200g pitted chopped prunes
300g chopped figs
150g glace cherries
150g chopped crystalized ginger
200g dark chocolate (70% cacao), chopped
280g chopped almonds
1 cup brandy
1cup orange juice
250g butter, chopped
1 cup dark brown sugar
1/3 cup treacle
1 1/2 cups plain flour
1/2 cup self-raising flour
¼ cup of cocoa
1/2 tbsp ground cardamom
1/2 tbsp ground ginger
1/2 tbsp ground nutmeg
1 tbsp ground cinnamon
Extra 1/2 cup port or brandy for pouring over cake.
Soak all fruit, orange juice and brandy in a bowl for several hours (or overnight) until all liquid is absorbed, stirring occasionally.
Preheat oven on bake to 150C (do not use fan bake as this will dry the cake out). Line the sides and base of a deep 23cm-round tin with two layers of baking paper (help prevent drying out), bringing it 5cm above the rim of the tin.
In a bowl combine the flour, spices, cocoa, chopped chocolate and chopped nuts.
In another bowl, beat butter and sugar together until is pale yellow light and creamy. Then beat in the treacle.
Add the eggs one at a time, beating well after each addition.
Add the fruit to the creamed mixture and mix together.
Add the dry ingredients to the mixture.

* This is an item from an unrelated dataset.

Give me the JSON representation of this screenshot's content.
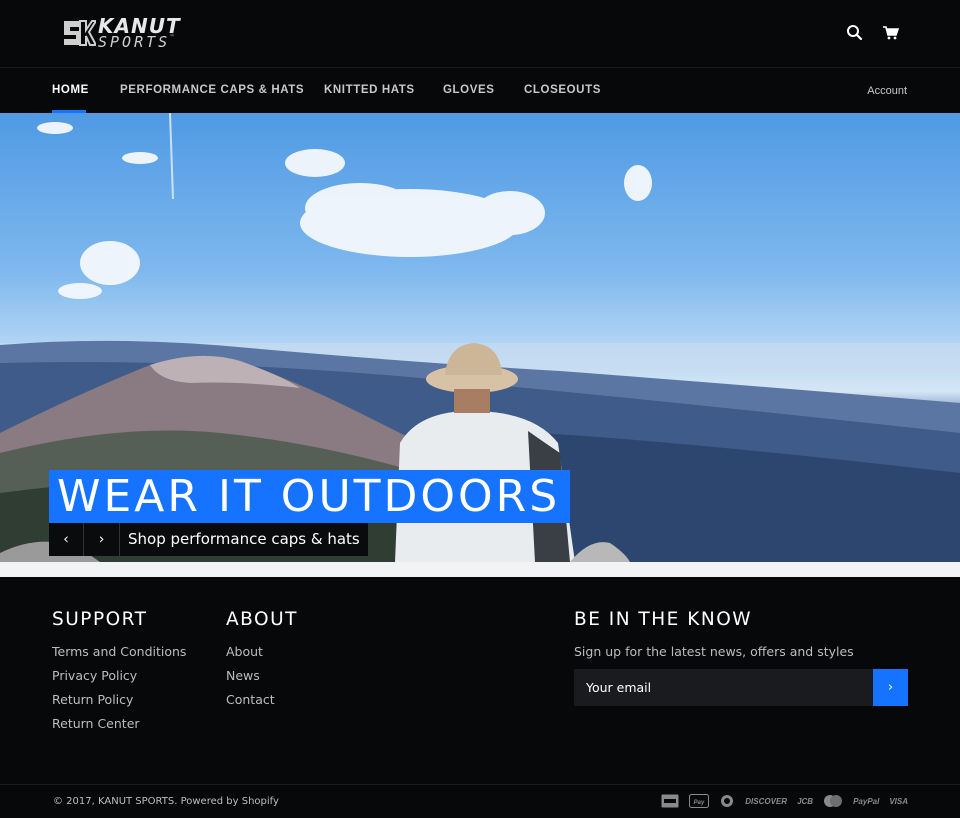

Stir with a metal spoon until just combined but do not over mix.
Spoon a layer of mixture across the base of the tin and gently spread so the lining doesn’t move. Spoon and spread the rest of the mixture into the tin.
Place a piece of greaseproof paper over the top to help prevent the cake from drying out.
Wrap brown paper around the tin and tie with string. My Nan always did this to prevent it from drying out and I have done it ever since.
Bake for 2-2.5 hours or until a skewer comes out clean when inserted in the centre. Check at two hours and then every 15 minutes.
Once cake is cold pour over port and wrap in clingfilm/gladwrap and place in a tin and store in a dry place.
You can substitute any of the fruit as long as you keep the quantities the same. I use prunes & figs since they produce a more moist cake.